- Opening Delimiter -

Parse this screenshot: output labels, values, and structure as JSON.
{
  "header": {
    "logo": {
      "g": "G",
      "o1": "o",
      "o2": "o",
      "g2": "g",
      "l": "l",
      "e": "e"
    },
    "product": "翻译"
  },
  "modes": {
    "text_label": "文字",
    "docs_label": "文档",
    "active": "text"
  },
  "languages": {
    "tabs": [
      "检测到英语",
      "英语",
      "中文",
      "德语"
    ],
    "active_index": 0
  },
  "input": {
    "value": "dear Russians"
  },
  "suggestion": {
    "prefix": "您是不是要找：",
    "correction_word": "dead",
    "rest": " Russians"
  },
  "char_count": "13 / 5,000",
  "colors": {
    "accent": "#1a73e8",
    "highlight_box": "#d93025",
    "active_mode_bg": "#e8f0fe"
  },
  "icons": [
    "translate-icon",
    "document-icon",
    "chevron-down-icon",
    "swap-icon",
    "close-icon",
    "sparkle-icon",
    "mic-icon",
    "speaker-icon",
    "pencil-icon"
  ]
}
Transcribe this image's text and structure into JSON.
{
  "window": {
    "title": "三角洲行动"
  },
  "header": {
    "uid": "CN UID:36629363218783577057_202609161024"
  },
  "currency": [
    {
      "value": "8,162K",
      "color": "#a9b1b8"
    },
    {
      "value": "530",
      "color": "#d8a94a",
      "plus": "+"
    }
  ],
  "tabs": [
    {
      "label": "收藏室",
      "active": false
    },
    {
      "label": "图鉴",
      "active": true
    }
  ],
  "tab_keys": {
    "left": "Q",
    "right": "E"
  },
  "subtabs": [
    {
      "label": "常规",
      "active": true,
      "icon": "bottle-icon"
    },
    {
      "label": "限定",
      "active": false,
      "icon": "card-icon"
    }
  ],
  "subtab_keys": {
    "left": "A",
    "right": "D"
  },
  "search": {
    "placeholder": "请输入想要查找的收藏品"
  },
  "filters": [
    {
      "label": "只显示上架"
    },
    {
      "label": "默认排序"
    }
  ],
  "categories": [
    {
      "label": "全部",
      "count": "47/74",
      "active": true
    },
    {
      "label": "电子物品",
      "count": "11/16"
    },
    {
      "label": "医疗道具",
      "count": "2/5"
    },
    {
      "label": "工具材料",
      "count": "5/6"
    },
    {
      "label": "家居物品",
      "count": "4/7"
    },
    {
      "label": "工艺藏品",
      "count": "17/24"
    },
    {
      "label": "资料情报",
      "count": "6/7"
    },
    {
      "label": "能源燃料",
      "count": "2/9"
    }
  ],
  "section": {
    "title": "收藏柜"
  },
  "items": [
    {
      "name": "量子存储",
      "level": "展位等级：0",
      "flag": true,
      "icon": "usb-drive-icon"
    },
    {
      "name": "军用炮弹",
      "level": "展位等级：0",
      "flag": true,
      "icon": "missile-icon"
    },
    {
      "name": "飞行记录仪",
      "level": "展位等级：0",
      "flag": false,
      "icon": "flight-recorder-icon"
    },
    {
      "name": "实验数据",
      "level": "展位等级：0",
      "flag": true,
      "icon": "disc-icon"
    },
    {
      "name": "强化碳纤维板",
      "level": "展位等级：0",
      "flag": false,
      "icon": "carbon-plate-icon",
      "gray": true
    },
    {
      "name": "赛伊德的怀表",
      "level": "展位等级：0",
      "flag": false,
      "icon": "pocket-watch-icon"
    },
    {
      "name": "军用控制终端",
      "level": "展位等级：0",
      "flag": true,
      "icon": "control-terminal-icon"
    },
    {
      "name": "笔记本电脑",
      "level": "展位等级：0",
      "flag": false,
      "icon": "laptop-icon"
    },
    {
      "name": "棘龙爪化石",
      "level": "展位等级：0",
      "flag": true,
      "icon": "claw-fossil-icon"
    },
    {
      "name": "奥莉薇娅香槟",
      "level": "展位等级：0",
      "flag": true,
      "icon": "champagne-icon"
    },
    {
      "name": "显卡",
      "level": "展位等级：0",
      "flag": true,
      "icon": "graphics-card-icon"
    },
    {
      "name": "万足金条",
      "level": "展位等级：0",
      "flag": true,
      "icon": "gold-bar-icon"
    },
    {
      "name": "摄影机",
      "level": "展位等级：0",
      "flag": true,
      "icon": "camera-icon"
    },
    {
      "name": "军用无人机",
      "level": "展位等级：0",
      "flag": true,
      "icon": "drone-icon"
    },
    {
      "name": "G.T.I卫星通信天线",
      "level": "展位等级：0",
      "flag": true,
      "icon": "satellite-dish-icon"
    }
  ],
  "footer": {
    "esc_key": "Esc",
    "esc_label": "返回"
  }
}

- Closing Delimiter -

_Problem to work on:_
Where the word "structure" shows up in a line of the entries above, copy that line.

_Answer to this problem:_
Parse this screenshot: output labels, values, and structure as JSON.
Transcribe this image's text and structure into JSON.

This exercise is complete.